We’ve been heavy on the death and depression around these parts lately, and for that I’m sorry. I guess it’s just the nature of the game sometimes. I’m not that sorry, though, because we’re about to talk about completely preventable death some more.
A Facebook post from a former Big 4 intern went viral recently on the other side of the globe, and for good reason. In it, she pleads with the audit industry to consider the consequences of long hours, poor nutrition, and a general lack of concern for the well-being of associates. Read.
Surely what she describes resonates, at least in some ways, with auditors across this big, fine, flat earth of ours, as well as many across all public accounting service lines. The long hours, the boxed lunches, the constant anxiety over major screw-ups; all of these things are the foundation upon which Going Concern is built. While we make fun of them at every opportunity, it’s not that we think these things are funny, rather that it’s so ludicrous the worldwide economy is guarded by a bunch of malnourished, sleep-deprived accountants that you have no choice but to laugh at it.
Except sometimes it’s no laughing matter. We were unable to find any news stories about a 2 a.m. car crash; however, we did find another tribute written by a classmate for their friend who quite literally died from overworking.
Adam Chan writes:
Good friend passed away yesterday. Reason? Overworked. Left office at 2am in the morning and met an accident while he was traveling back to his comfy bed.
I’m not entirely sure why did he continue staying in the office even though he wanted to go back home early, but from a reliable source(his colleagues who are also my friends) was saying that it’s the culture in Audit department that no one should leave the office before works are completed and before your senior (from the highest hierarchy to the lowest) leave accordingly. Nobody cares if you are tired, have someone waiting for you to go home or any excuses that could delay the work done or affect the overall audit team performance and image.
Sadly, this isn’t the first case of work-related death we’ve ever discussed. There’s the Finnish tax guy who died at his desk and no one noticed, the 25-year-old PwC auditor in Shanghai whose work-related fatigue weakened her immune system to the point of death from acute cerebral meningitis, and of course the manager at PwC Kenya who took his own life earlier this month by throwing himself off the firm’s building. If you want even more, just check out this recent /r/accounting thread about people dying at work.
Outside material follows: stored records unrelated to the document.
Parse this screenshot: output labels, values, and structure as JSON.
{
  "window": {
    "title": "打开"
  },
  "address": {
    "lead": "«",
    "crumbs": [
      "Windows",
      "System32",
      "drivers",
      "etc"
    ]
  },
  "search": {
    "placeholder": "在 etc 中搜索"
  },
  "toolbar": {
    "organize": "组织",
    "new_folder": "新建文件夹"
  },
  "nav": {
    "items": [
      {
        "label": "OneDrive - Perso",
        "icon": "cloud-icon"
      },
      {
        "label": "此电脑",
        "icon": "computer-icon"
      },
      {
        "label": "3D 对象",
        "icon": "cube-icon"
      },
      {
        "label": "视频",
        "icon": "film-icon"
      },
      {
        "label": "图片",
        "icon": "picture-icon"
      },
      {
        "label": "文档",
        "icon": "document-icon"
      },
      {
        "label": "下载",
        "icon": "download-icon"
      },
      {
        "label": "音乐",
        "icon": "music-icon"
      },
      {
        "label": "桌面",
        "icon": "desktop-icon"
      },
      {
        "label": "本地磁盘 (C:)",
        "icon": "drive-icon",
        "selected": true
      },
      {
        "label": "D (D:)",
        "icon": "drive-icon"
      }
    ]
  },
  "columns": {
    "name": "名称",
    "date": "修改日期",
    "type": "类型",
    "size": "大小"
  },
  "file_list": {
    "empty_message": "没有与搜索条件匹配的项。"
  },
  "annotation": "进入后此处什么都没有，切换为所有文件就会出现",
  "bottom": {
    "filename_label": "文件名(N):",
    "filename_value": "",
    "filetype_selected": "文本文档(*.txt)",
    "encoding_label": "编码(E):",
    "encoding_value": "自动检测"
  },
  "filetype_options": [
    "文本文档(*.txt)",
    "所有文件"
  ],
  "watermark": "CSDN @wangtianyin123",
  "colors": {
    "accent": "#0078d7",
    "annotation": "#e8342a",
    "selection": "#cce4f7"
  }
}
The saddest part of Hoo Xinyi’s note is not the fact that she lost her friend, but rather that she calls it “audit culture that nobody knows.” People know. Maybe not grocery store cashiers and cable installers, but people in the industry and the people who curate firm culture from the top down know damn well everyone is overworked. Either they don’t care OR they can’t figure out a solution that doesn’t cost them boatloads of money. Sure, firms could institute four day work weeks and or require certain rest periods after long work sessions, kind of like the DOT requires of truck drivers, but those things cost time and money.
Plus the firms are constantly engaged in a race to the middle with one another; it’s sort of like aiming for a 75 on the CPA exam, you only need to do well enough to get it done. They’d probably push you further if they thought it wouldn’t kill a bunch of you off. I imagine if one Big 4 firm suddenly grew the balls to say “you know what, we’ve been doing this wrong this whole time” and start treating their employees better, they would have candidates coming out of the butt. Except they never stick their necks out because they’re only in competition with one another, and then wonder why they have a talent shortage problem.